= WHAT THE EXERCISE ASKS =
From the entries that follow, copy every line with the word "settings".

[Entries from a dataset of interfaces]
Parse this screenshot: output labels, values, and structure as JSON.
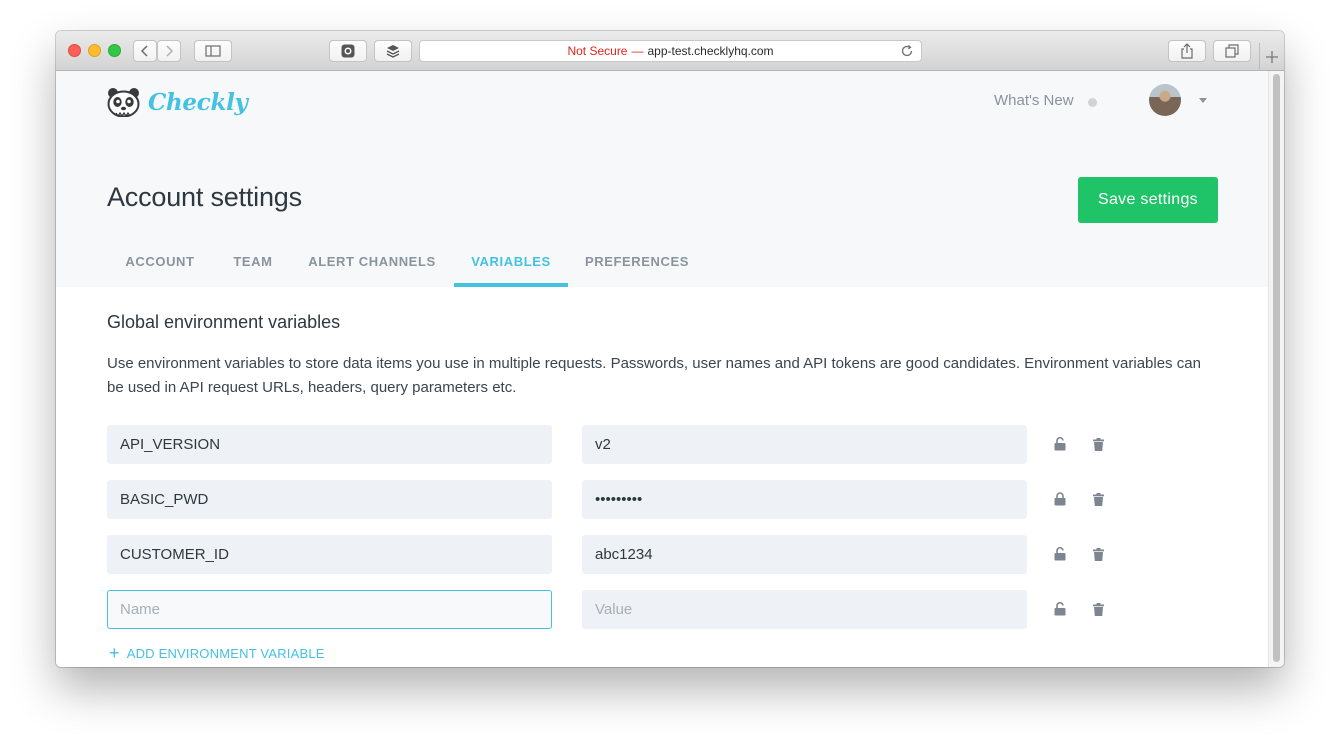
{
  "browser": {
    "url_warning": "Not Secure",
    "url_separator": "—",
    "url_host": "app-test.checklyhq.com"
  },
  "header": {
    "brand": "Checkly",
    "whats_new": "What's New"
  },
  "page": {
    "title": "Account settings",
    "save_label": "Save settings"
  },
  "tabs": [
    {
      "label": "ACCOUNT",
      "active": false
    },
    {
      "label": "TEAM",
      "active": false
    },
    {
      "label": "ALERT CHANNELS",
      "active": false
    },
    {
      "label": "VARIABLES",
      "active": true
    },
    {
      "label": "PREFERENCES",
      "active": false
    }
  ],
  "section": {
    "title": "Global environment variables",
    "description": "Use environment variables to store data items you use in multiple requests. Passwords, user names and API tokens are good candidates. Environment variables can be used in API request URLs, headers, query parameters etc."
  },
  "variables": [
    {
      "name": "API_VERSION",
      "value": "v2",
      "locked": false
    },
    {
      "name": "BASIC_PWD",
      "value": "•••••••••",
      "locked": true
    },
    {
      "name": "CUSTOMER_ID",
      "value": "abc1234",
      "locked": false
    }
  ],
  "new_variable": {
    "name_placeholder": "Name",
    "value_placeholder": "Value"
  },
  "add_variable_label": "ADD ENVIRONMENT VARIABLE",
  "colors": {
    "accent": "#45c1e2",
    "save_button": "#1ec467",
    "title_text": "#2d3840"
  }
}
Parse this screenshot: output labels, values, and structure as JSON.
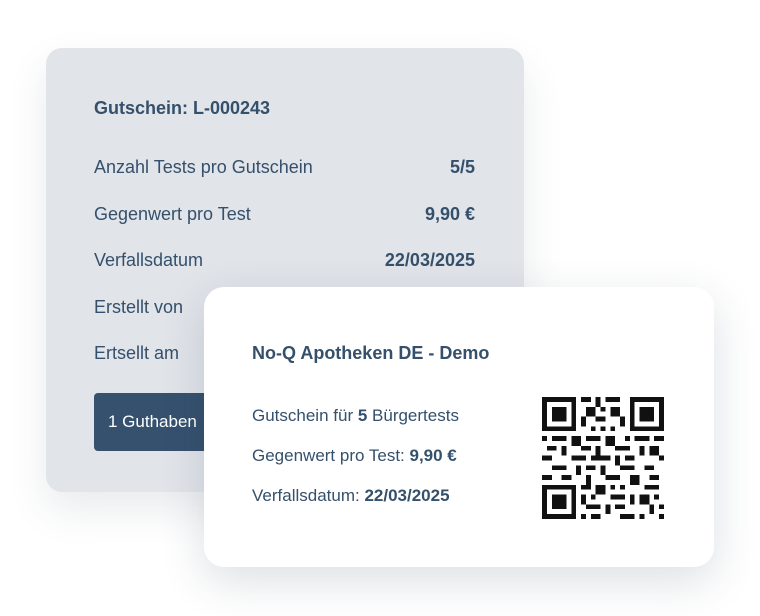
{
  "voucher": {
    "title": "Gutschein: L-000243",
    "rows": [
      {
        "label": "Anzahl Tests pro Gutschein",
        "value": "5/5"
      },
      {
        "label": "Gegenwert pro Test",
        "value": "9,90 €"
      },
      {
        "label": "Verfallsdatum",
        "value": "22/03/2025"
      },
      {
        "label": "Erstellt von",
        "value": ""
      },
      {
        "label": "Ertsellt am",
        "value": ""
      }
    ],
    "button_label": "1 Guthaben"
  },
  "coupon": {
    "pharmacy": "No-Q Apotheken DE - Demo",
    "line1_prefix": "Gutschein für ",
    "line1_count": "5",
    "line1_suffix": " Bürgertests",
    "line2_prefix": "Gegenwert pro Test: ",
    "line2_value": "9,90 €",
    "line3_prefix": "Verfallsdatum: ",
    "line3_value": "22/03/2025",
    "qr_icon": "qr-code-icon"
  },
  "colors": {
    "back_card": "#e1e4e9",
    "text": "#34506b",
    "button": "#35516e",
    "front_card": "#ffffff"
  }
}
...
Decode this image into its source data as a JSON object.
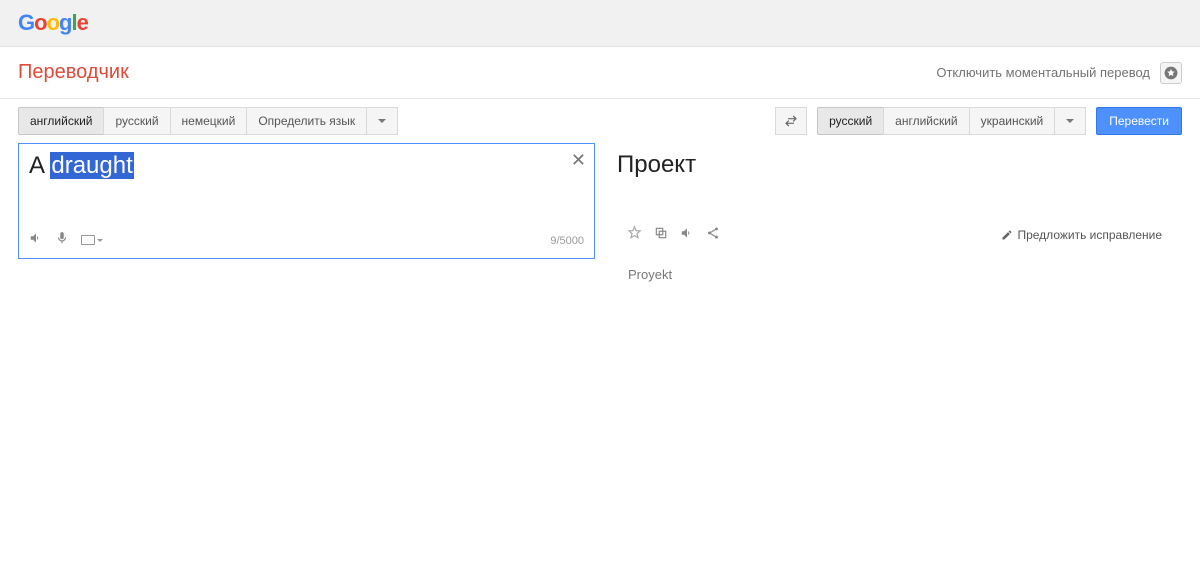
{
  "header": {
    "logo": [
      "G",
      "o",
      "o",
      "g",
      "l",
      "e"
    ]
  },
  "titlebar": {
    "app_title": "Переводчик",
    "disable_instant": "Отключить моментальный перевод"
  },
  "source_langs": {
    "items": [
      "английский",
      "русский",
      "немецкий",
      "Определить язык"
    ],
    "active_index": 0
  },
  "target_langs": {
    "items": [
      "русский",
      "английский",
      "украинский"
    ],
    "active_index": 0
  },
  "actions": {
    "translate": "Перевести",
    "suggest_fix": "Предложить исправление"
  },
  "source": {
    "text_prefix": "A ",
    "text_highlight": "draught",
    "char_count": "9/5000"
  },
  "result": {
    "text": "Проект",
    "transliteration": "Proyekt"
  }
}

= EXERCISE OUTPUT =
    "title": "Account settings",
    "save_label": "Save settings"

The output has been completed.